“We urge this council to exert pressure on Sri Lanka to cooperate with the UN inquiry and to ensure the safety of witnesses, as the only means of achieving meaningful accountability and justice for the killing of tens of thousands of Tamils at the end of the armed conflict.”
Highlighting the ongoing “militarisation, colonisation, and dismantling of the social and economic structure in the North-East,” the speaker, went on to call for the end of genocidal processes against Tamils in the North-East for true reconciliation on the island.
Full text of statement reproduced below.
Liberation thanks the Special Rapporteurs for their work and would like to highlight concern regarding the member state of Sri Lanka.
We express deep concern at the Sri Lankan state’s repeated refusal to co-operate with the OHCHR inquiry into mass atrocities, including Sri Lanka’s reiteration of that to the Council this week, where they rejected the new Human Rights High Commissioner’s call for co-operation.
The Sri Lankan state has sought only to obstruct the process the UN process towards accountability and justice.
The government has denied visas to UN investigators, it has allowed the intimidation of witnesses in the presence of international diplomats and has publicly discussed potential punitive action against those who work with the UN. This intimidation, as pointed out by the High Commissioner for Human Rights, is deeply alarming.

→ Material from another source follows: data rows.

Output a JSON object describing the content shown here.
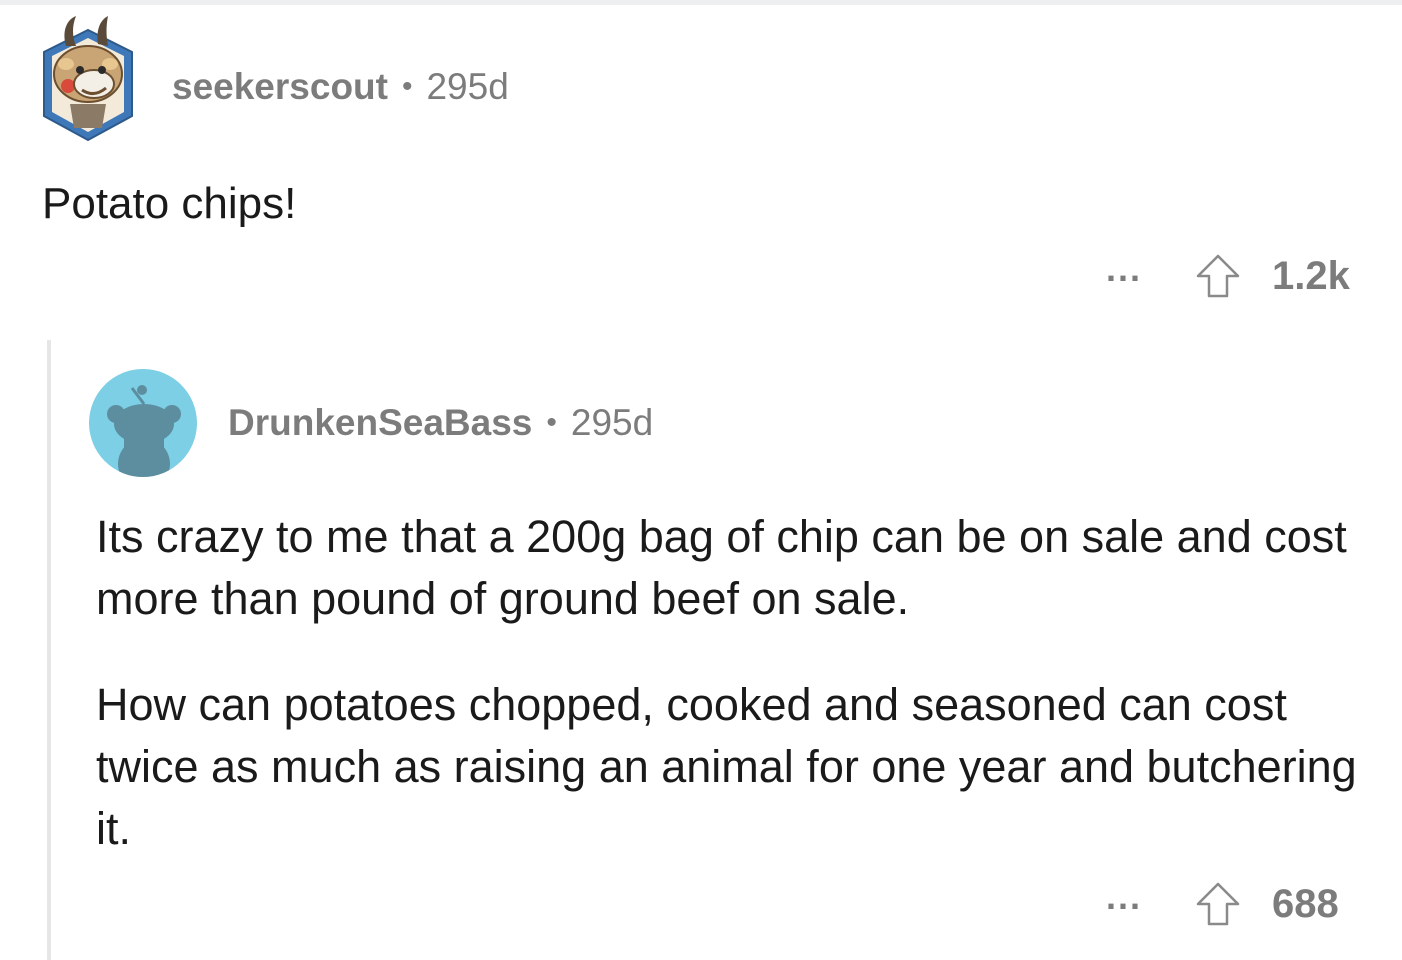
{
  "colors": {
    "meta_text": "#7c7c7c",
    "body_text": "#1a1a1b",
    "thread_line": "#e6e6e6",
    "snoo_avatar_bg": "#7ccfe4"
  },
  "comments": [
    {
      "username": "seekerscout",
      "separator": "•",
      "age": "295d",
      "avatar_icon": "antelope-avatar-icon",
      "body": [
        "Potato chips!"
      ],
      "more_label": "...",
      "upvote_icon": "upvote-arrow-icon",
      "score": "1.2k"
    },
    {
      "username": "DrunkenSeaBass",
      "separator": "•",
      "age": "295d",
      "avatar_icon": "snoo-avatar-icon",
      "body": [
        "Its crazy to me that a 200g bag of chip can be on sale and cost more than  pound of ground beef on sale.",
        "How can potatoes chopped, cooked and seasoned can cost twice as much as raising an animal for one year and butchering it."
      ],
      "more_label": "...",
      "upvote_icon": "upvote-arrow-icon",
      "score": "688"
    }
  ]
}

The prominent human rights campaigner, Balendran Jeyakumari, who was arrested in the run up to this Council’s March session, remains in custody.

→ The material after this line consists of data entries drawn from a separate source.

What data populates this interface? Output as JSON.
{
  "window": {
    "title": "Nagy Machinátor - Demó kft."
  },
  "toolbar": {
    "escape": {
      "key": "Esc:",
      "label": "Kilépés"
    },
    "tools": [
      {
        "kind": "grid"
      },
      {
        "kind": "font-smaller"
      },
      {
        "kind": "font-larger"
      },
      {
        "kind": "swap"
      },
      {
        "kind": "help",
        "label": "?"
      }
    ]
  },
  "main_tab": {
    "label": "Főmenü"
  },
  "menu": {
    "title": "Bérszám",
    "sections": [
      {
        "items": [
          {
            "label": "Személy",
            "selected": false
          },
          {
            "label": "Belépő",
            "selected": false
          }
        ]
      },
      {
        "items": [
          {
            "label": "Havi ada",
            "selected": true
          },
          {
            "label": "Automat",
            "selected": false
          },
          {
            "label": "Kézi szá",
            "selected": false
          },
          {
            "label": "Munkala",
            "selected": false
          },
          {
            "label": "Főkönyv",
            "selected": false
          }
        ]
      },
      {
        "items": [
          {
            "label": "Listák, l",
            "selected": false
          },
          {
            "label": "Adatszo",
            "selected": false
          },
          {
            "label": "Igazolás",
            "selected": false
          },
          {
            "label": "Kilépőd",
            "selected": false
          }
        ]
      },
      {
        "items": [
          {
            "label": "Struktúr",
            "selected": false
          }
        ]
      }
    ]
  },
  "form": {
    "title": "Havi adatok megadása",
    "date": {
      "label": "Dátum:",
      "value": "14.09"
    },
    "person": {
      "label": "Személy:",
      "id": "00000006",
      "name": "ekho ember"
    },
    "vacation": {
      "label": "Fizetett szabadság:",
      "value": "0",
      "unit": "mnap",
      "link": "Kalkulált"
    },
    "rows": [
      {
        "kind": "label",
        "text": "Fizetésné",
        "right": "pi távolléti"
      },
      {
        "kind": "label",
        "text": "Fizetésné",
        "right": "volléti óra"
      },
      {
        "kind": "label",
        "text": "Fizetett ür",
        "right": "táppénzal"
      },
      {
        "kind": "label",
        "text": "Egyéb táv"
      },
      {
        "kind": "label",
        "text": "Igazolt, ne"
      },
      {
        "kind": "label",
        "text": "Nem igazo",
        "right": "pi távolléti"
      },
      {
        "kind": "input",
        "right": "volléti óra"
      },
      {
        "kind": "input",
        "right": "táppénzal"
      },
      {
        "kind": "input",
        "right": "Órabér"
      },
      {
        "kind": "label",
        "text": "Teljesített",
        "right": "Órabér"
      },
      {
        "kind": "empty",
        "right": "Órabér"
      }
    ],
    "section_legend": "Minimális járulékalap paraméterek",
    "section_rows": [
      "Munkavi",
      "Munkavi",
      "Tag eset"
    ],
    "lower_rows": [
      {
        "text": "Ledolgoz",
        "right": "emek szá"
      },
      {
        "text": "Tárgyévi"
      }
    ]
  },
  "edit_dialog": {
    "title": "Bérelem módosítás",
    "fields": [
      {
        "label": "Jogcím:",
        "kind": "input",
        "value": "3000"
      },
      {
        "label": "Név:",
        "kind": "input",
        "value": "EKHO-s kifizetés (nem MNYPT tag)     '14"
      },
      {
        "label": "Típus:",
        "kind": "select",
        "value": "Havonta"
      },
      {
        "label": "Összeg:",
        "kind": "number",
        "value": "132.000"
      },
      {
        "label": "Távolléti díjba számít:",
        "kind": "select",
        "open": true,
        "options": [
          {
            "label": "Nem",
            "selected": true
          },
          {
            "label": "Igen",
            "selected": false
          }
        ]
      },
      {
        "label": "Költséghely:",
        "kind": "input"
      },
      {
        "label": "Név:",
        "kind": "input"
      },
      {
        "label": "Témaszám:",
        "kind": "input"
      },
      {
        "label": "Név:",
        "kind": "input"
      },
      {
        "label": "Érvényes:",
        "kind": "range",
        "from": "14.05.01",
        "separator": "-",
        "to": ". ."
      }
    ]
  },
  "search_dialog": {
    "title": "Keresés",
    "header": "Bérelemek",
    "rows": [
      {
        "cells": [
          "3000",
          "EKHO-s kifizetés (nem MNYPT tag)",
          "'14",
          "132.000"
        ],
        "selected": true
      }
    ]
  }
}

Activists and rights groups who worked towards the set up of a UN inquiry have since been targeted by the Sri Lankan state. Tamil human rights campaigners from member states world wide have been criminalised and their organisations proscribed. Sri Lanka’s MoD has placed severe restrictions on NGOs in the island.
These acts once again underscore the former OHCHR conclusions highlighting a lack of political will in Sri Lanka to seek accountability, justice and reconciliation.

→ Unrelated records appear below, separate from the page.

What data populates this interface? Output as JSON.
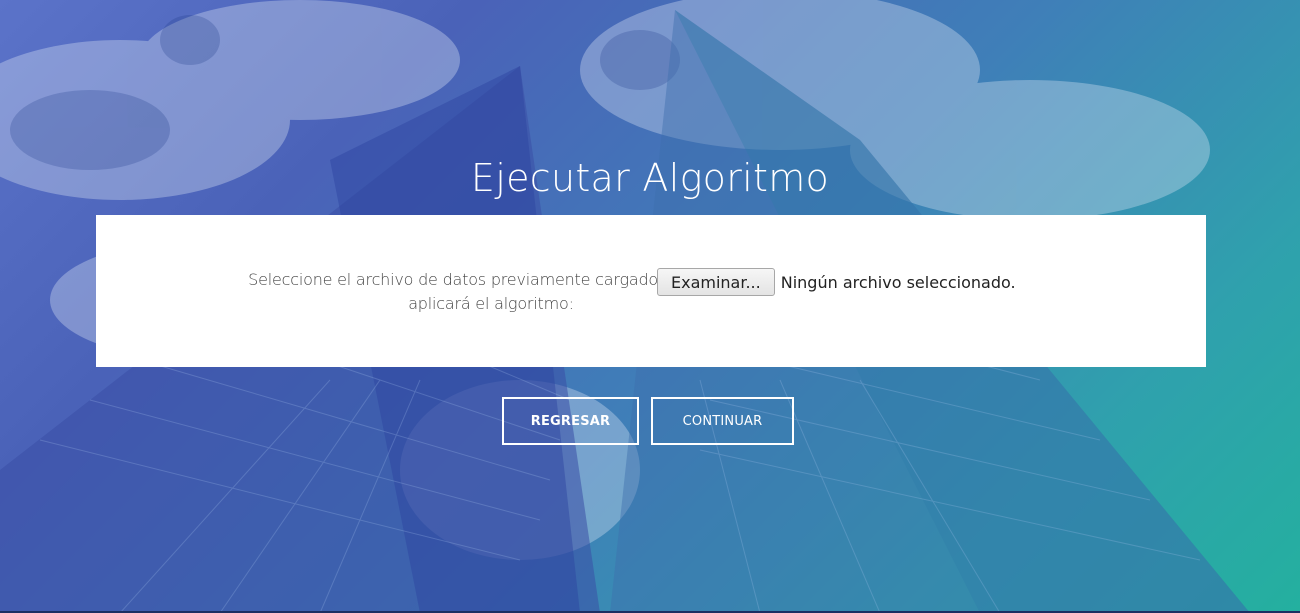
{
  "page": {
    "title": "Ejecutar Algoritmo"
  },
  "form": {
    "label": "Seleccione el archivo de datos previamente cargado al que se aplicará el algoritmo:",
    "browse_label": "Examinar...",
    "file_status": "Ningún archivo seleccionado."
  },
  "actions": {
    "back_label": "REGRESAR",
    "continue_label": "CONTINUAR"
  },
  "colors": {
    "overlay_left": "#5b73c9",
    "overlay_right": "#24b09f",
    "card": "#ffffff"
  }
}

Sri Lanka’s claims of introducing domestic steps towards accountability, reconciliation and a bill for witness protection, belie the ongoing intimidation of witnesses and Tamils who speak to international officials, as well as the lack of judicial independence and rule of law across the island.
We urge this Council to exert pressure on Sri Lanka to cooperate with the UN inquiry and to ensure the safety of witnesses, as the only means of achieving meaningful accountability and justice for the killing of tens of thousands of Tamils at the end of the armed conflict.
However, Sri Lanka’s rejection of this, is not the only barrier to accountability, justice and reparation on the island.
The state’s systematic militarisation, colonisation and dismantling of the social and economic structure of the North-East serves to ensure that Tamil people remain subjugated, and their homeland erased. This genocidal process must stop, and a situation of normalcy must be established for the island to see true reconciliation and stability, through a political solution that benefits all the people on the island and addresses the grievances and aspirations of the Tamils in the North-East.
Read Statement here